> [Exercise]
Report, as a bare number, how many lines of the entries below contain "arrow".

> [Data supplied]
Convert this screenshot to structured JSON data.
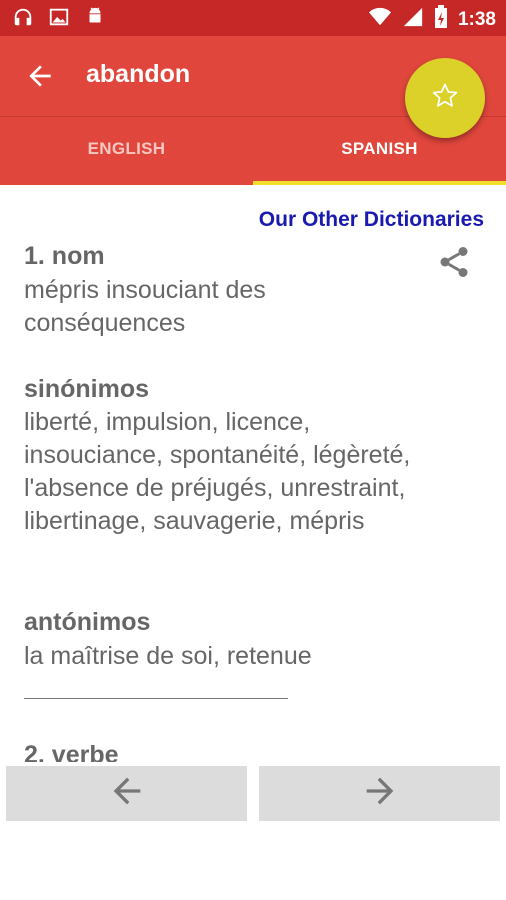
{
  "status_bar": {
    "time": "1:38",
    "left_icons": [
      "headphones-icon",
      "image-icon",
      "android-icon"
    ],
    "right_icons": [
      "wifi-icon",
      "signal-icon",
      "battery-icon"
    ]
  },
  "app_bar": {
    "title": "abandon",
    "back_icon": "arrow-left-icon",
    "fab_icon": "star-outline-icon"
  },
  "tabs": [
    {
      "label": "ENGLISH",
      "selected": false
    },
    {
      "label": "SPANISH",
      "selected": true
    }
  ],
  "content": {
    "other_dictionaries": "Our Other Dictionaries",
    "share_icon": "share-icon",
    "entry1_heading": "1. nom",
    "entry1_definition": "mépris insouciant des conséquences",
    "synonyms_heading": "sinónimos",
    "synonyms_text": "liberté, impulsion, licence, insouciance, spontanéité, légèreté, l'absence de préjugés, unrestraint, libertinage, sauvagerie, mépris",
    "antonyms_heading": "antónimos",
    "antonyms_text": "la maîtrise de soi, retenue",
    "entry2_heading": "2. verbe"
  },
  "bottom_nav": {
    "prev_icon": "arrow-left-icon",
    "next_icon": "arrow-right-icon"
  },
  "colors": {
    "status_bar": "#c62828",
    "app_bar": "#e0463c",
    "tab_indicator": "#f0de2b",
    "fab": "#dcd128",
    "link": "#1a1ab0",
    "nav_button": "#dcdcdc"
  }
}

> [Worked solution]
3